I guess we need to talk about the new “Old Spice” commercial
posted at 4:41 pm on January 6, 2014 by Allahpundit
Ed beat me to the punch in the Greenroom but this needs a bit more palate-cleansing attention. There are two levels of weirdness here, although I don’t think either has to do with the basic concept. A mom lamenting that her little boy’s all grown up is easy enough to relate to and the “stalking” scenarios are so over-the-top that they’re more corny than creepy. What’s weird is the execution. What’s with the bad singing? The production sounds like a Meat Loaf B-side except that the vocals in places are strikingly amateurish. I assume that was to lend verisimilitude, i.e. that an average mom wouldn’t sing so great, but I don’t know why Old Spice would care about that in a hallucinatory spot like this. Also, what’s with the camera tricks? The one at the end, of the mom sliding across the floor in stop-motion, is especially odd and gratuitous. Either this is a parody of something and I’m not getting the cultural reference or Old Spice decided to go balls-out freaky on it purely in the name of getting attention. Not sure how that’s going to move units for a brand that everyone already knows, but okay.
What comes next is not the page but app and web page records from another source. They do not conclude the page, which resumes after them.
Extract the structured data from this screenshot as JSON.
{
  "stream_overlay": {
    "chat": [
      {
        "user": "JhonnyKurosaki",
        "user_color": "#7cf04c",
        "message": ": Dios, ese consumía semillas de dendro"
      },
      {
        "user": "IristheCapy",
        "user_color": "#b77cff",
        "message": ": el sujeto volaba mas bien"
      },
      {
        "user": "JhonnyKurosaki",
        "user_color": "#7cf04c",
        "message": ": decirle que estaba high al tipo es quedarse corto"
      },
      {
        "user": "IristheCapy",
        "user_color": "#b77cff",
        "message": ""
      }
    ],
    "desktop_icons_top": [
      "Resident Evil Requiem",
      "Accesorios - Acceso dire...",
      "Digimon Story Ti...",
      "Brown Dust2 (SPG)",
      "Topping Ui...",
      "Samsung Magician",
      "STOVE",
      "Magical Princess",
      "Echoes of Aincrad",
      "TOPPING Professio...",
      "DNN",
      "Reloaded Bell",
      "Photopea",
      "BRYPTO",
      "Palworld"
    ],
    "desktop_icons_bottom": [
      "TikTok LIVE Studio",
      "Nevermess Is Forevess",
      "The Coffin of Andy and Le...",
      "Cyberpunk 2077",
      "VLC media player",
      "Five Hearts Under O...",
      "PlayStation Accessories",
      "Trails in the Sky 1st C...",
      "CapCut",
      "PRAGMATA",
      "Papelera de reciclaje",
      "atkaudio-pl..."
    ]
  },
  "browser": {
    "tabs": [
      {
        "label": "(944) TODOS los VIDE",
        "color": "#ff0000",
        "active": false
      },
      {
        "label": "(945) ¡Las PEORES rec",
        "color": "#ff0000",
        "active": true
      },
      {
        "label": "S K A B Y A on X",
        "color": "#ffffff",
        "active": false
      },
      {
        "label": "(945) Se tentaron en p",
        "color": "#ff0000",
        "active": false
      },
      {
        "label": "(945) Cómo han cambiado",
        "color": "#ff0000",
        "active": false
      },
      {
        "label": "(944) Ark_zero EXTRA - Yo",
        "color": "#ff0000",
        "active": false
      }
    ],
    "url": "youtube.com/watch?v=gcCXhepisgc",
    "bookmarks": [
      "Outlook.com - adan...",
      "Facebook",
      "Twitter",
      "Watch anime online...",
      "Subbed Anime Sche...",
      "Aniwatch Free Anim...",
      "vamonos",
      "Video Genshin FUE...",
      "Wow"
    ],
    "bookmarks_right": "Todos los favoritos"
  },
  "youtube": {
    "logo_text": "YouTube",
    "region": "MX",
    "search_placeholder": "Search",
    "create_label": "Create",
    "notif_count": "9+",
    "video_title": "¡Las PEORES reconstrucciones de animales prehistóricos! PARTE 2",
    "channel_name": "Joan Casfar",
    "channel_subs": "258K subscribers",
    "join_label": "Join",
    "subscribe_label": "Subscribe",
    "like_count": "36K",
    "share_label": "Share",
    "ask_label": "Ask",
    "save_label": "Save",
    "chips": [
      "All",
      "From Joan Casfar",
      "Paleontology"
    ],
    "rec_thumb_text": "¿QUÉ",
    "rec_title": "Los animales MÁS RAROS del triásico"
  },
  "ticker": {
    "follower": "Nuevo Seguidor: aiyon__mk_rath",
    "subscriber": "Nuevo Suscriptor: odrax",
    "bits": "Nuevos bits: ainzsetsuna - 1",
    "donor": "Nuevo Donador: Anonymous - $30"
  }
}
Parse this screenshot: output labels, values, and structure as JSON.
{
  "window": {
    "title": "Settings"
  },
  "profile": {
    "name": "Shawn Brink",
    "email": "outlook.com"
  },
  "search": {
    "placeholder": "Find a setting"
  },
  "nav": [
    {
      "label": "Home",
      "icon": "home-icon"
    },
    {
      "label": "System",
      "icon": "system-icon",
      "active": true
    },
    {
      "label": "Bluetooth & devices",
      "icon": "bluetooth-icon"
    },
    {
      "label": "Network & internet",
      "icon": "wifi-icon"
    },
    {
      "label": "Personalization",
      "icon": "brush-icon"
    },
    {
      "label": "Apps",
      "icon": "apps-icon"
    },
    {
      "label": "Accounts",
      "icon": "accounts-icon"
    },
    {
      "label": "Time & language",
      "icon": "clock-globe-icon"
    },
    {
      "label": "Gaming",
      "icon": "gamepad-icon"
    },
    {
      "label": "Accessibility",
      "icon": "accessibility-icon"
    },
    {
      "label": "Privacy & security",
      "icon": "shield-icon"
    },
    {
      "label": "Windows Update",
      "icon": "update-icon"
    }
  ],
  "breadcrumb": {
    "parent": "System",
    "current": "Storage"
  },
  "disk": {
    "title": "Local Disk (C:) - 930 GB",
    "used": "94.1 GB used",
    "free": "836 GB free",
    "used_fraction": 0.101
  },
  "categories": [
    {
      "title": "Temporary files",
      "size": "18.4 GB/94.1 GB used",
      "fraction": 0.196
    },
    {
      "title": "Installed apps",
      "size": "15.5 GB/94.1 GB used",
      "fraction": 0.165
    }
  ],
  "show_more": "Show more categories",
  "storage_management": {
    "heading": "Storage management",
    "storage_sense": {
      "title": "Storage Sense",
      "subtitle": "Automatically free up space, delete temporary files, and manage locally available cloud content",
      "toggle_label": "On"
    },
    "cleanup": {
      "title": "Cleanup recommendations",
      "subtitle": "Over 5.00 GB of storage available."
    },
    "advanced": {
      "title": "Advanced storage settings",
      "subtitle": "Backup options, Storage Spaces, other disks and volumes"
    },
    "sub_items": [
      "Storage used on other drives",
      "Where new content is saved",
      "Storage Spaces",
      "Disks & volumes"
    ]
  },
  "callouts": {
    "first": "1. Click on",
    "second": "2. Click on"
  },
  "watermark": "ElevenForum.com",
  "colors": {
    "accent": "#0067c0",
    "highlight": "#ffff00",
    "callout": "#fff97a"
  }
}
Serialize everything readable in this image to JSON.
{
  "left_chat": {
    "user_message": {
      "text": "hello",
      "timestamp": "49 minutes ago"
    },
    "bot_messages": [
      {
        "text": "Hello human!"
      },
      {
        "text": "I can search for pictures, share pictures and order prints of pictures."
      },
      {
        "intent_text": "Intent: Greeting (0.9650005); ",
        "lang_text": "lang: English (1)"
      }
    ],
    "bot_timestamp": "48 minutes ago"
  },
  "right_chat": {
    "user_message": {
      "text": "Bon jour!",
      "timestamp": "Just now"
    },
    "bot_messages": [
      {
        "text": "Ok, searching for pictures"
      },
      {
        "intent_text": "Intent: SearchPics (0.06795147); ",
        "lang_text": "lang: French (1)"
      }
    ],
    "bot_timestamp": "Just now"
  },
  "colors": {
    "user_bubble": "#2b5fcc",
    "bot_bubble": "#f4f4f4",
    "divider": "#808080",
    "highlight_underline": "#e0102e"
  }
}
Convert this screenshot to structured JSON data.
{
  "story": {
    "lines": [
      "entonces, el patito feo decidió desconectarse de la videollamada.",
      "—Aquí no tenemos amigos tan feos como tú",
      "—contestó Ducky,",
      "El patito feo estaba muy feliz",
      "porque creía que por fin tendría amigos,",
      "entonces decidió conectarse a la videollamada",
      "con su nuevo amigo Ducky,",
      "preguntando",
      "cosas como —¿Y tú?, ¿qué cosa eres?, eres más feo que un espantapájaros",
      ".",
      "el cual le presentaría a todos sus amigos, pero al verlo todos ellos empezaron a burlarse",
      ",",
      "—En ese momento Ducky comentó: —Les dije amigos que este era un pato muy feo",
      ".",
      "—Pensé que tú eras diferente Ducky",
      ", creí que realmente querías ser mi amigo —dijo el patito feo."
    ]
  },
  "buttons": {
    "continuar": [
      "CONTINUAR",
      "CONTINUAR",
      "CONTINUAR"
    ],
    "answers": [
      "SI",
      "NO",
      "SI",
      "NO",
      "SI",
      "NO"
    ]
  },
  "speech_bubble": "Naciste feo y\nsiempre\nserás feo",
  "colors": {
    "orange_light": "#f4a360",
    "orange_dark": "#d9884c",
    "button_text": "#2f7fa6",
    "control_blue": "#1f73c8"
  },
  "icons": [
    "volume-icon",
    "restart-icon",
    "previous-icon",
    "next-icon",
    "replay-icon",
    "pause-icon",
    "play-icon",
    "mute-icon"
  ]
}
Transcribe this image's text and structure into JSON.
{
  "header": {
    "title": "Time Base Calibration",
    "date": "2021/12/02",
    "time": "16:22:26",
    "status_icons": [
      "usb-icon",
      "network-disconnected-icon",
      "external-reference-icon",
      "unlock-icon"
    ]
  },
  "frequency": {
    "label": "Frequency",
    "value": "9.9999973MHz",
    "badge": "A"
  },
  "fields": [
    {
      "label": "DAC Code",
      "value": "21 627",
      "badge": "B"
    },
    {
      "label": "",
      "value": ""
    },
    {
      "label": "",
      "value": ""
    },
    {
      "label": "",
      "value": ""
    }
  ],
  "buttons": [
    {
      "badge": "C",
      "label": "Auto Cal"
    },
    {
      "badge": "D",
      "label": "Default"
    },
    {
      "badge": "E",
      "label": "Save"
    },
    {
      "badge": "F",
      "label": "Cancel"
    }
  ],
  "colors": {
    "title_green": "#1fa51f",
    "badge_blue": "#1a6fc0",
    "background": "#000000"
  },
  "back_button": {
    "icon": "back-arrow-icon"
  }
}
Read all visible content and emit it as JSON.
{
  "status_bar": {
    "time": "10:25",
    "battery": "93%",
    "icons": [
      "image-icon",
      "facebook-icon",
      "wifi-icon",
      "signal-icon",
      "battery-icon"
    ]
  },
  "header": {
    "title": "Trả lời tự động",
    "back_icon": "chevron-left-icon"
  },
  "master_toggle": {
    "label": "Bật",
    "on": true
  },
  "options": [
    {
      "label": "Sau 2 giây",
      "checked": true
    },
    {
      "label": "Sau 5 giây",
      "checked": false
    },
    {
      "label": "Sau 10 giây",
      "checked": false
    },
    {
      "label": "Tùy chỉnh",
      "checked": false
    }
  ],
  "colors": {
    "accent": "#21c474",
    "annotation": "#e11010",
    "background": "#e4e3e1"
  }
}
The other weirdness is the target audience. I think Dan Riehl’s right that this is, ostensibly, aimed at teen boys to convince them that Old Spice will get them as much action as Axe will. But that’s not how it translates. To my eye, it looks like moms are the audience. Right? The kids are an afterthought; the attractive girlfriend character, which usually drives ads aimed at adolescent boys, goes all but completely unnoticed. Hard for me to believe you’ll convince teens they’re going to get laid by playing up, however jokingly, the psychic toll that doing so will inflict on mom. The look of the ad is oddly timeless, too. There’s really nothing here to suggest we’re in 2014 instead of, say, 1985; the hairstyles and clothes in the high-school cafeteria seem outdated. That detail would be lost on an 18-year-old but a fortysomething mom might recognize it from her own youth. Why do that if you’re pitching this at kids? Maybe the ad is pitched at moms — specifically, moms who do the grocery-shopping for their families and are responsible for picking up deodorant/body spray for junior at the supermarket. Here’s what you get your pride and joy if you want to make him popular with the ladies. Which is … yeah, pretty creepy.
Anyway, I know, I know — any publicity is good publicity.
Breaking on Hot Air